This process is called keratinization and enables millions of dead cells to rub off or "exfoliate" daily at no expense to the animal's health. Keratinization is important because keratin is a tough, fibrous, waterproof protein that gives skin its resiliency and strength.

What are the melanocytes?

Melanocytes are melanin-producing neural crest-derived cells located in the bottom layer (the stratum basale) of the skin's epidermis, the middle layer of the eye (the uvea), the inner ear, vaginal epithelium, meninges, bones, and heart. Melanin is a dark pigment primarily responsible for skin color.

What is keratin protein?

Keratin is the type of protein that makes up your hair, skin, and nails. Keratin is a protective protein, less prone to scratching or tearing than other types of cells your body produces. Keratin can be derived from the feathers, horns, and wool of different animals and used as an ingredient in hair cosmetics.

What is wet and dry desquamation?

During and after radiation therapy, patients may experience dryness, itching, erythema, hair loss, rash, and dry desquamation — ie, scaly, flaking skin. Wet desquamation, which resembles a second-degree burn, is seen less frequently.

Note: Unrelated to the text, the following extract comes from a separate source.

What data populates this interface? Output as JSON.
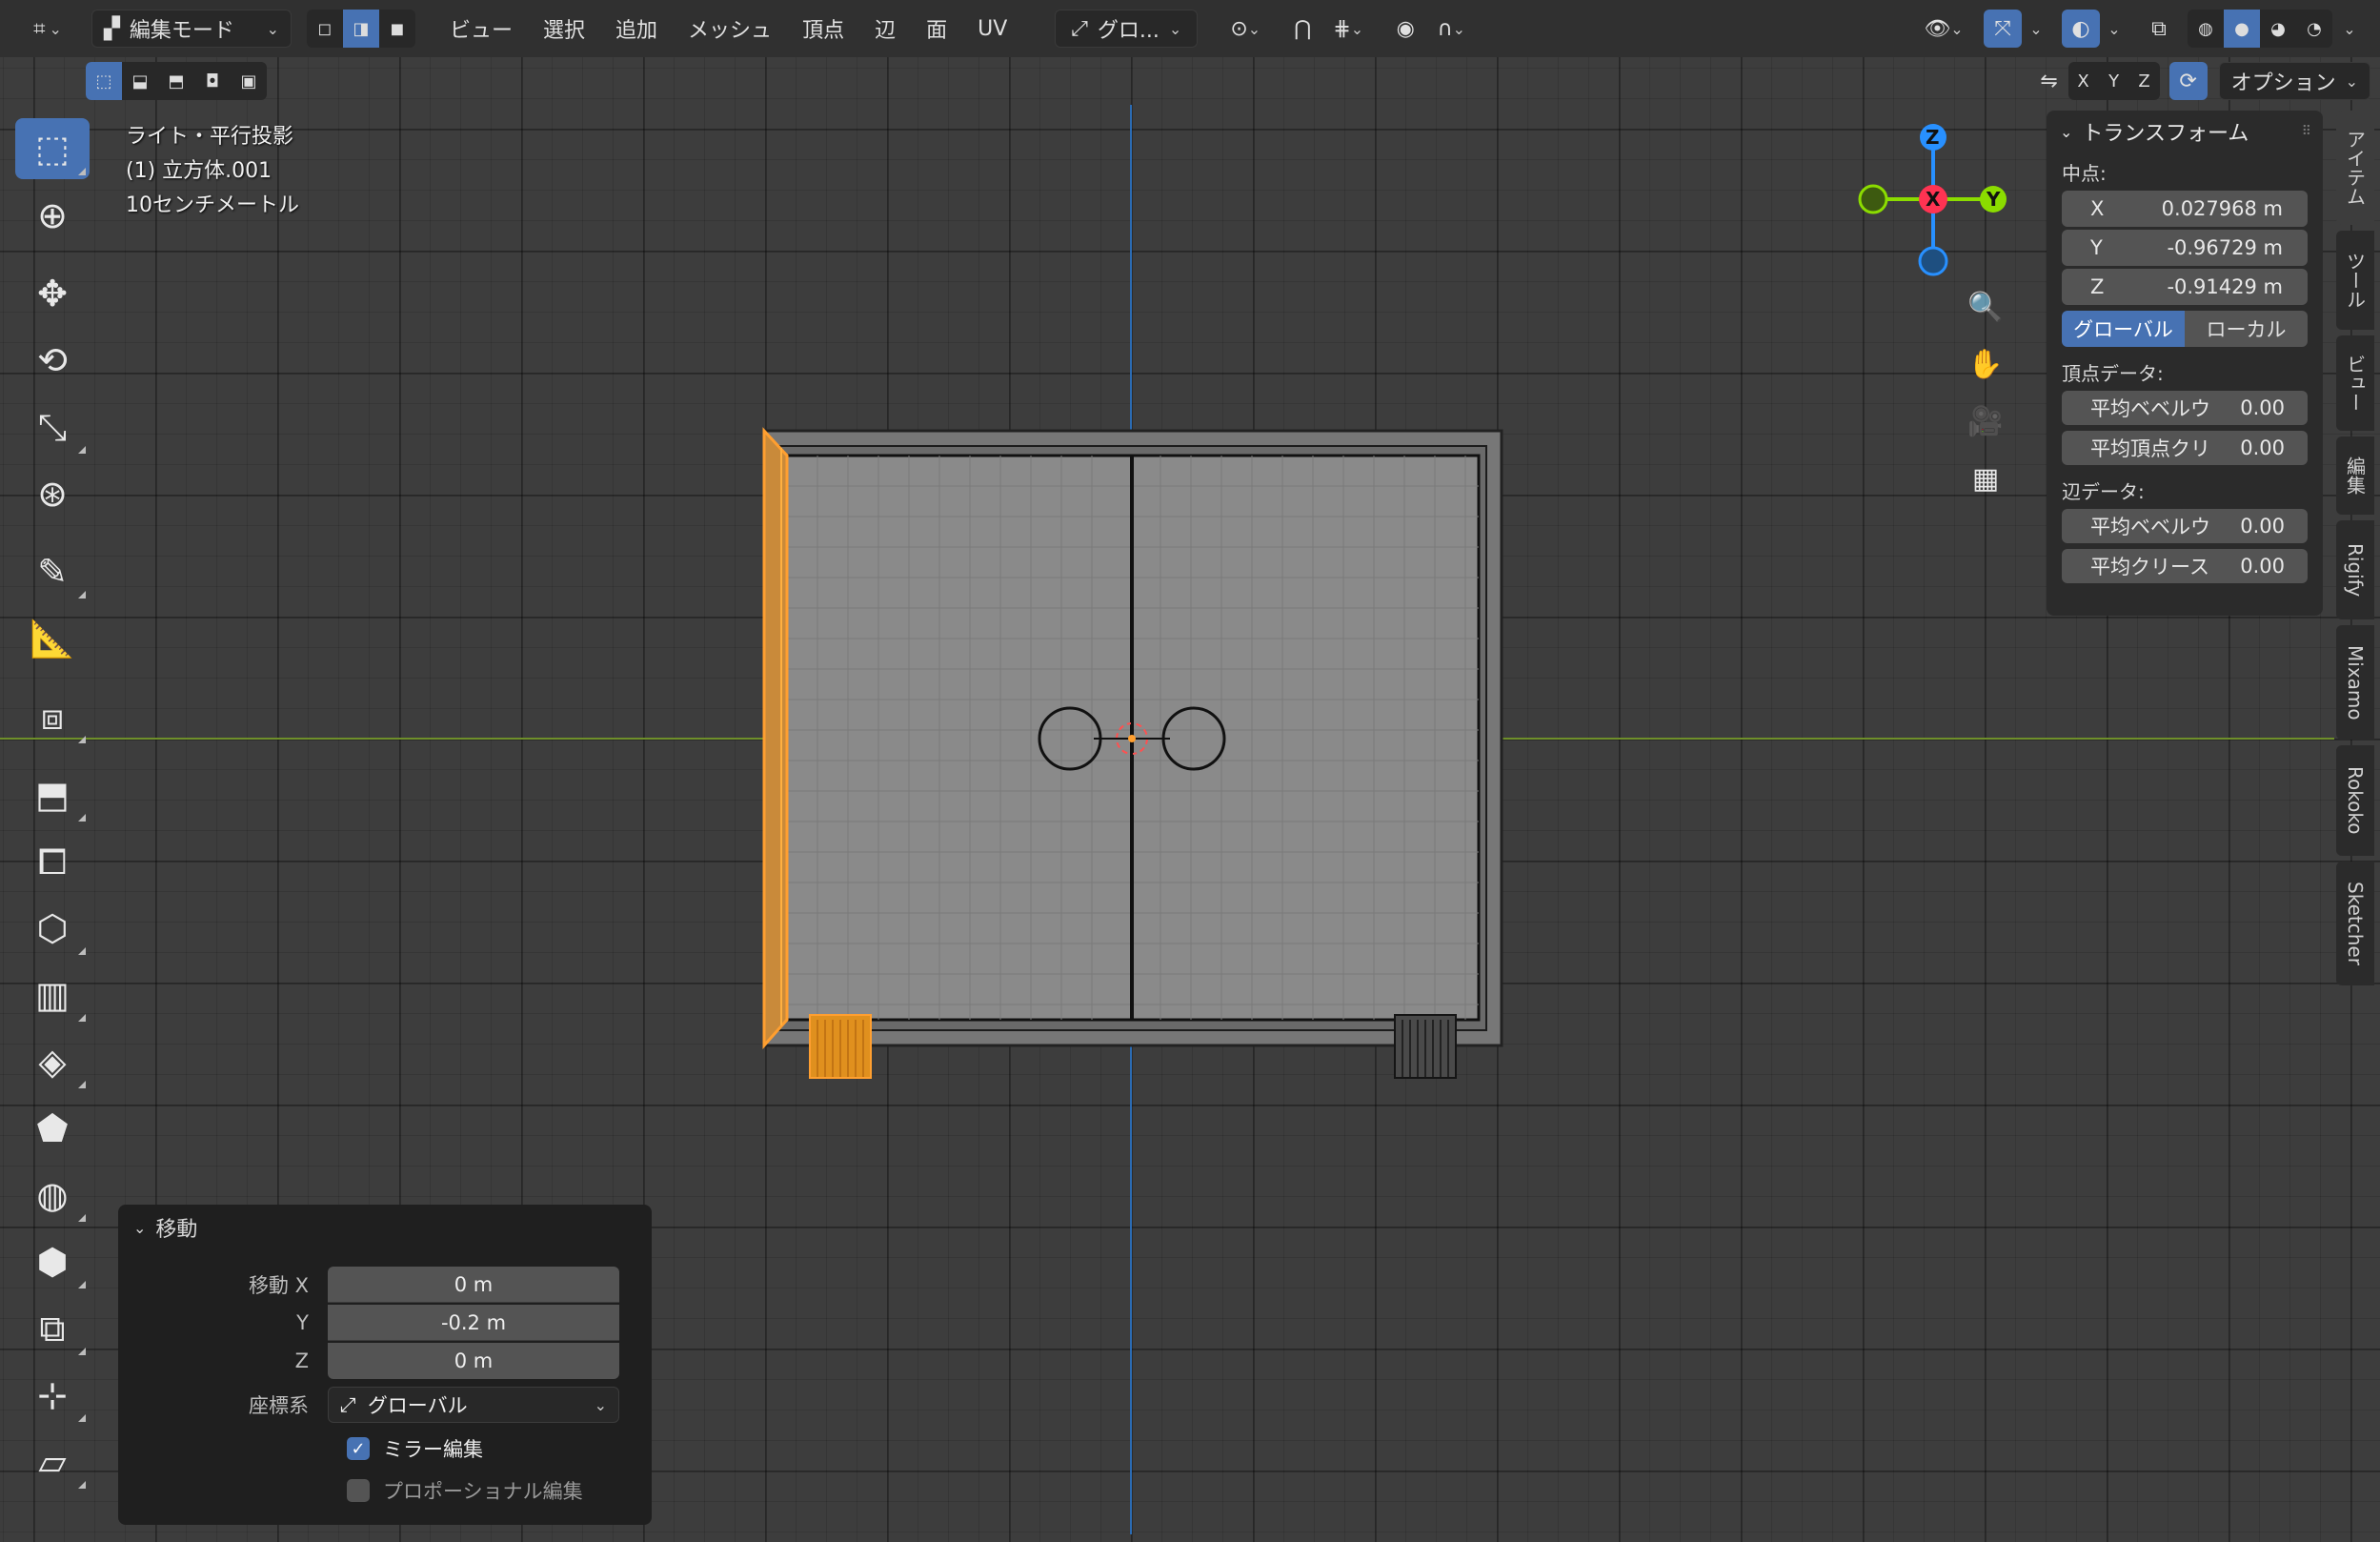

How do we shed skin?

How does skin shed? The epidermis, or the outermost layer of skin, is constantly changing. Skin cells from the lower layers make their way to the surface and eventually fall off; a process known as natural exfoliation or desquamation.

What is in dead skin?


The cells composed of keratin, are called keratinocytes. They form at the epidermis layer of our skin, then gradually move through the skin until they reach the outer surface. That's where they die, forming around 15 - 20 layers of dead cells.

Do humans shed skin?

Charles Weschler and colleagues explain that humans shed their entire outer layer of skin every 2-4 weeks at the rate of 0.001 – 0.003 ounces of skin flakes every hour.

What controls melanocyte activity?

One of the factors that regulates melanocytes and skin pigmentation is the locally produced melanocortin peptide alpha-MSH. Binding of alpha-MSH to its receptor increases tyrosinase activity and eumelanin production, which accounts for the skin-darkening effect of alpha-MSH.